DATELINE: Still Kicking 85 Years Later
If you want to be enchanted and taken back to childhood, the little documentary on the history of King Kong is pure escape and delight.
Kong! What an actor. They literally don’t make them like him anymore.
A bunch of Hollywood’s behind-the-scenes creative people were most influenced to go into the artistic end of movies because of their experience with the 1933 stop-action classic that still amazes and thrills nearly 85 years later.
Oh, yes, they have clips from all the major rip-offs and poor productions, which are somewhat enjoyable, but all the subsequent Kongs were dwarfed by the original.
There are anecdotes about people knowing Fay Wray over the years—and what a devotee she was to Kong, ever faithful to the ape who loved her.
Peter Jackson’s 2005 remake follows most closely as an act of love, updated, to pay homage to the Merriam C. Cooper version. The film omits the latest Kong movie called Skull Island, which features some interesting actors, all willing to play co-star to the big monkey.

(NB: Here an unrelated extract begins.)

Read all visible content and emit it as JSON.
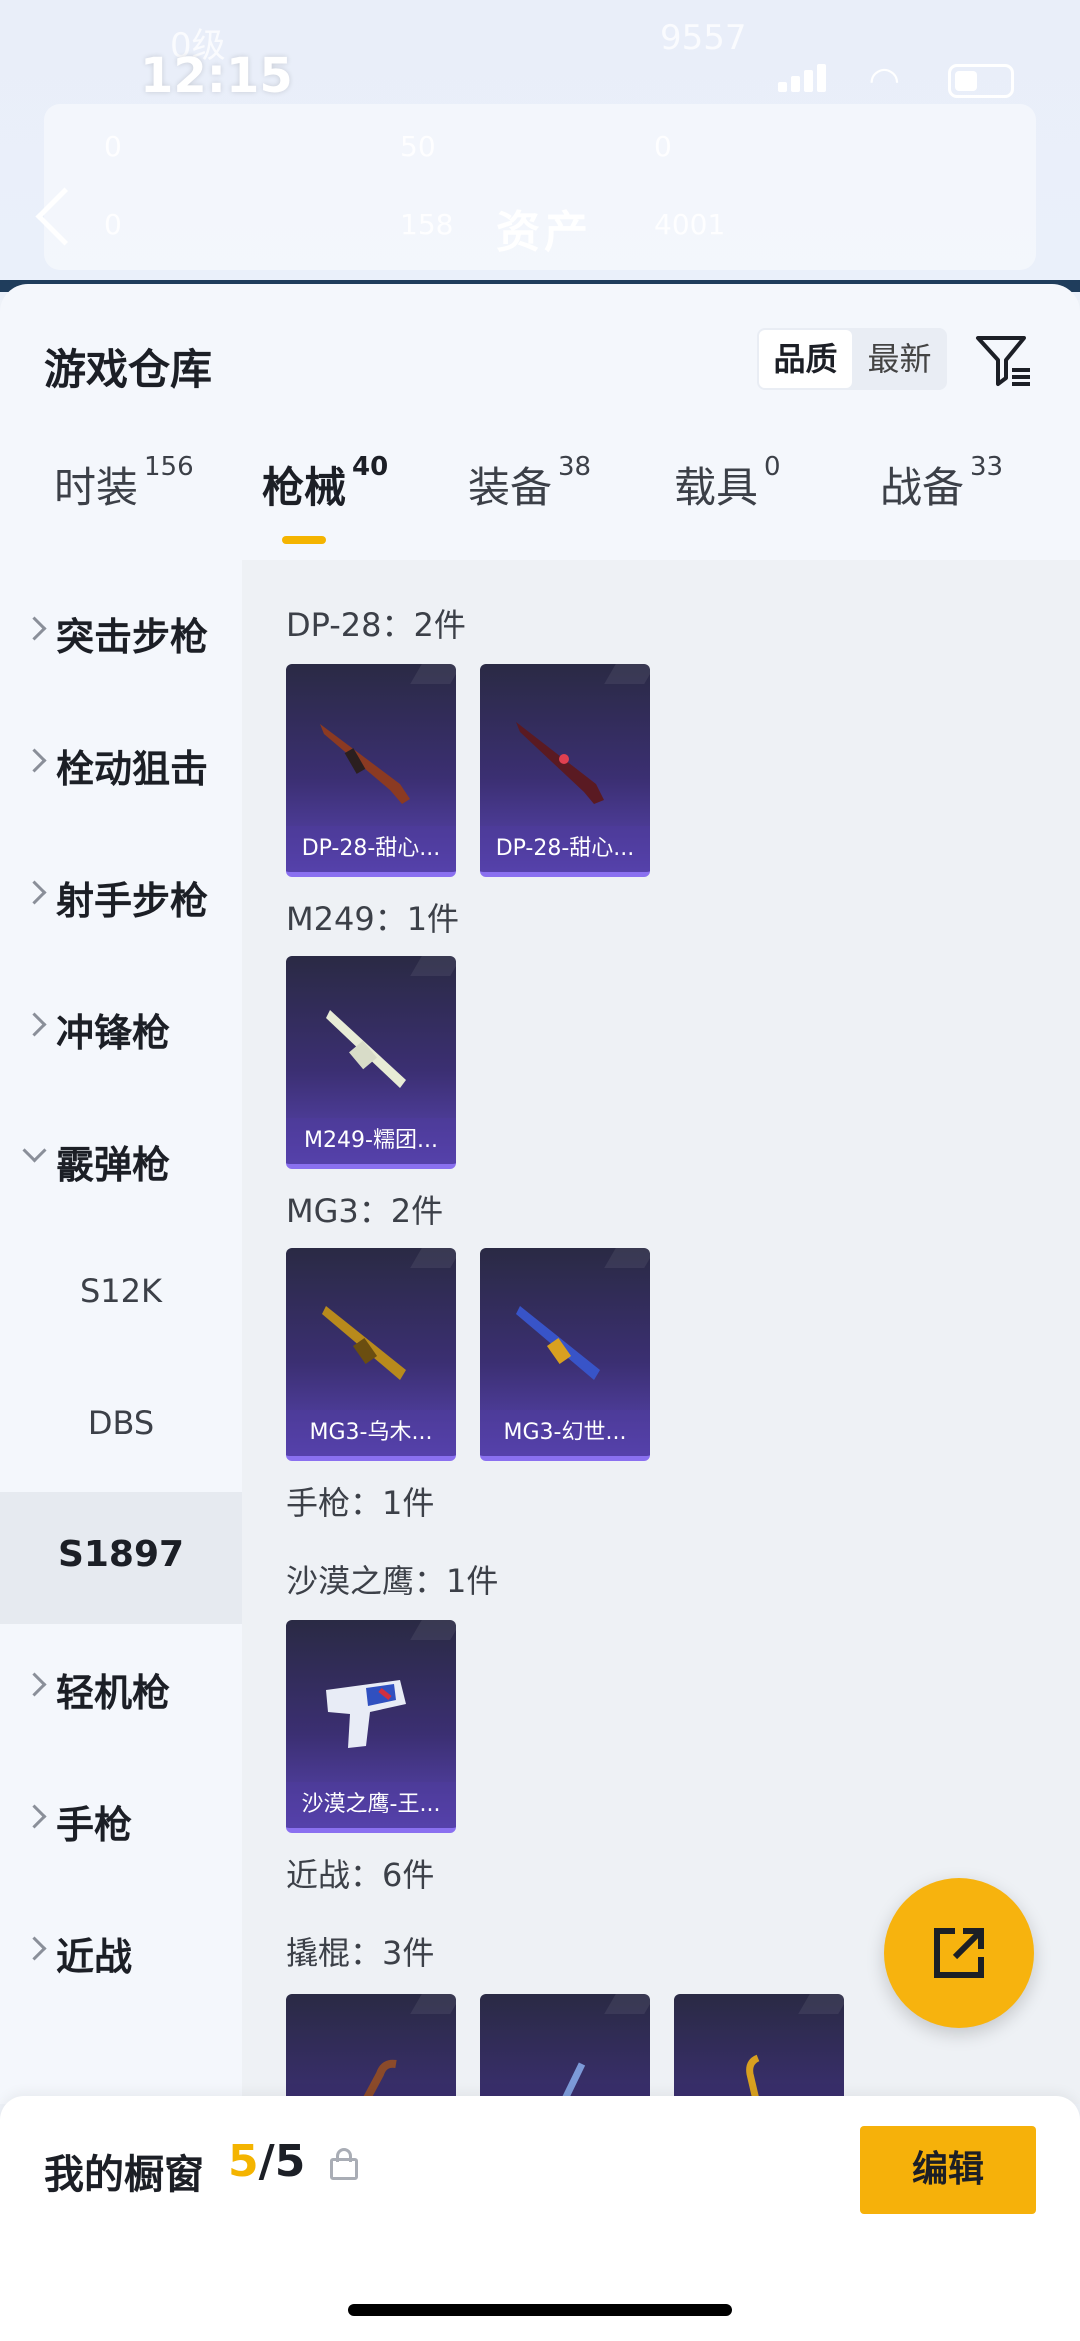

There is no real answer as to why Kong remains beloved, despite the carnage he creates in New York for Carl Denham, the hilarious Robert Armstrong’s legendary performance as a rapacious movie producer.

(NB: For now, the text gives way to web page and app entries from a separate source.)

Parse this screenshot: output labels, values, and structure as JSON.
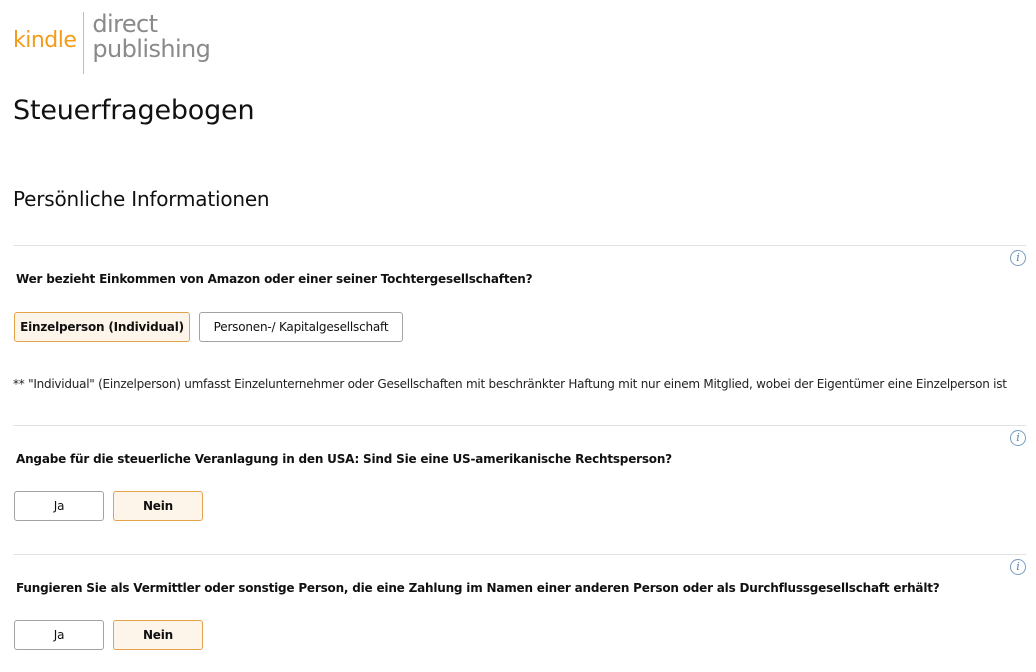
{
  "logo": {
    "kindle": "kindle",
    "direct": "direct",
    "publishing": "publishing"
  },
  "page_title": "Steuerfragebogen",
  "section_title": "Persönliche Informationen",
  "info_icon_glyph": "i",
  "questions": [
    {
      "text": "Wer bezieht Einkommen von Amazon oder einer seiner Tochtergesellschaften?",
      "options": [
        {
          "label": "Einzelperson (Individual)",
          "selected": true
        },
        {
          "label": "Personen-/ Kapitalgesellschaft",
          "selected": false
        }
      ],
      "note": "** \"Individual\" (Einzelperson) umfasst Einzelunternehmer oder Gesellschaften mit beschränkter Haftung mit nur einem Mitglied, wobei der Eigentümer eine Einzelperson ist"
    },
    {
      "text": "Angabe für die steuerliche Veranlagung in den USA: Sind Sie eine US-amerikanische Rechtsperson?",
      "options": [
        {
          "label": "Ja",
          "selected": false
        },
        {
          "label": "Nein",
          "selected": true
        }
      ]
    },
    {
      "text": "Fungieren Sie als Vermittler oder sonstige Person, die eine Zahlung im Namen einer anderen Person oder als Durchflussgesellschaft erhält?",
      "options": [
        {
          "label": "Ja",
          "selected": false
        },
        {
          "label": "Nein",
          "selected": true
        }
      ]
    }
  ],
  "colors": {
    "brand_orange": "#f39c19",
    "selected_border": "#e3a34b",
    "selected_background": "#fdf5ea",
    "info_icon": "#4d7eae"
  }
}
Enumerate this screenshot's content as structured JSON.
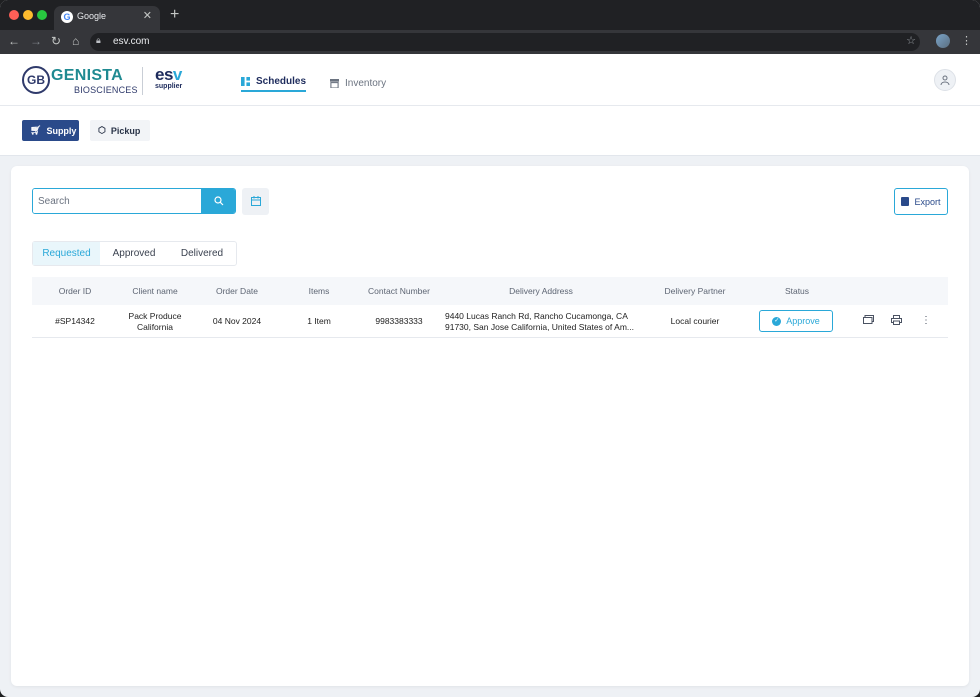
{
  "browser": {
    "tab_title": "Google",
    "url": "esv.com"
  },
  "brand": {
    "logo_initials": "GB",
    "logo_name": "GENISTA",
    "logo_sub": "BIOSCIENCES",
    "esv_prefix": "es",
    "esv_suffix": "v",
    "esv_sub": "supplier"
  },
  "nav": {
    "schedules": "Schedules",
    "inventory": "Inventory"
  },
  "segment": {
    "supply": "Supply",
    "pickup": "Pickup"
  },
  "search": {
    "placeholder": "Search"
  },
  "export_label": "Export",
  "tabs": {
    "requested": "Requested",
    "approved": "Approved",
    "delivered": "Delivered"
  },
  "table": {
    "headers": [
      "Order ID",
      "Client name",
      "Order Date",
      "Items",
      "Contact Number",
      "Delivery Address",
      "Delivery Partner",
      "Status"
    ],
    "rows": [
      {
        "order_id": "#SP14342",
        "client_line1": "Pack Produce",
        "client_line2": "California",
        "order_date": "04 Nov 2024",
        "items": "1 Item",
        "contact": "9983383333",
        "address_line1": "9440 Lucas Ranch Rd, Rancho Cucamonga, CA",
        "address_line2": "91730, San Jose California, United States of Am...",
        "partner": "Local courier",
        "status_action": "Approve"
      }
    ]
  },
  "colors": {
    "accent": "#2aa8d8",
    "primary": "#2a4a8a",
    "brand_teal": "#1f8a91"
  }
}
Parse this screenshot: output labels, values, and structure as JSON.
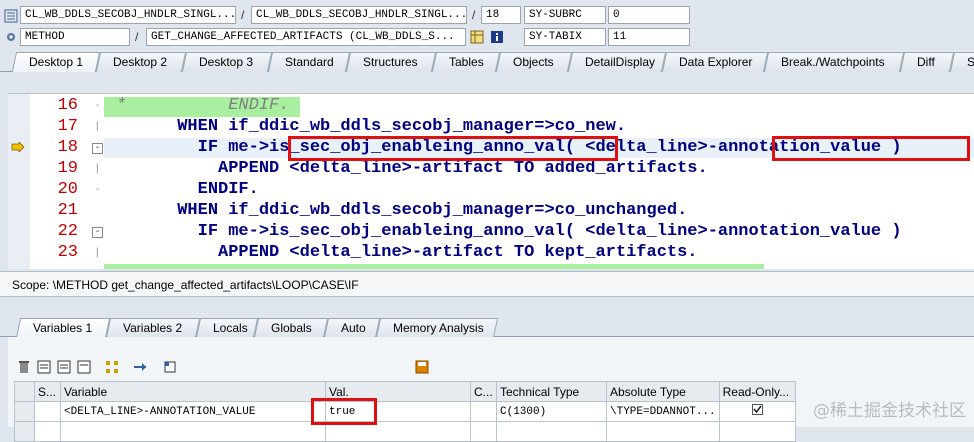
{
  "toolbar": {
    "program_1": "CL_WB_DDLS_SECOBJ_HNDLR_SINGL...",
    "program_2": "CL_WB_DDLS_SECOBJ_HNDLR_SINGL...",
    "line_no": "18",
    "sy_subrc_label": "SY-SUBRC",
    "sy_subrc_value": "0",
    "event_type": "METHOD",
    "event_name": "GET_CHANGE_AFFECTED_ARTIFACTS (CL_WB_DDLS_S...",
    "sy_tabix_label": "SY-TABIX",
    "sy_tabix_value": "11",
    "slash": "/"
  },
  "main_tabs": [
    "Desktop 1",
    "Desktop 2",
    "Desktop 3",
    "Standard",
    "Structures",
    "Tables",
    "Objects",
    "DetailDisplay",
    "Data Explorer",
    "Break./Watchpoints",
    "Diff",
    "Sc"
  ],
  "code": {
    "lines": [
      {
        "no": "16",
        "text": "*          ENDIF."
      },
      {
        "no": "17",
        "text": "      WHEN if_ddic_wb_ddls_secobj_manager=>co_new."
      },
      {
        "no": "18",
        "text": "        IF me->is_sec_obj_enableing_anno_val( <delta_line>-annotation_value )"
      },
      {
        "no": "19",
        "text": "          APPEND <delta_line>-artifact TO added_artifacts."
      },
      {
        "no": "20",
        "text": "        ENDIF."
      },
      {
        "no": "21",
        "text": "      WHEN if_ddic_wb_ddls_secobj_manager=>co_unchanged."
      },
      {
        "no": "22",
        "text": "        IF me->is_sec_obj_enableing_anno_val( <delta_line>-annotation_value )"
      },
      {
        "no": "23",
        "text": "          APPEND <delta_line>-artifact TO kept_artifacts."
      }
    ]
  },
  "scope": "Scope: \\METHOD get_change_affected_artifacts\\LOOP\\CASE\\IF",
  "var_tabs": [
    "Variables 1",
    "Variables 2",
    "Locals",
    "Globals",
    "Auto",
    "Memory Analysis"
  ],
  "vars_table": {
    "headers": [
      "S...",
      "Variable",
      "Val.",
      "C...",
      "Technical Type",
      "Absolute Type",
      "Read-Only..."
    ],
    "row": {
      "variable": "<DELTA_LINE>-ANNOTATION_VALUE",
      "value": "true",
      "technical_type": "C(1300)",
      "absolute_type": "\\TYPE=DDANNOT..."
    }
  },
  "watermark": "@稀土掘金技术社区",
  "colors": {
    "highlight": "#e01010",
    "comment_bg": "#a8f0a0",
    "line_no": "#c00000",
    "keyword": "#000080"
  }
}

Kong holds up as the eighth wonder of the world because the filmmakers managed to give a puppet all the range of emotions and powerful communication skills that are often missing in most action stars.
Long Live King Kong is certainly not the best documentary of the year, but it is one to most likely give you a smile of long-ago fun when monster movies defied your kid’s understanding of special effects and gave you mesmerizing appreciation for film.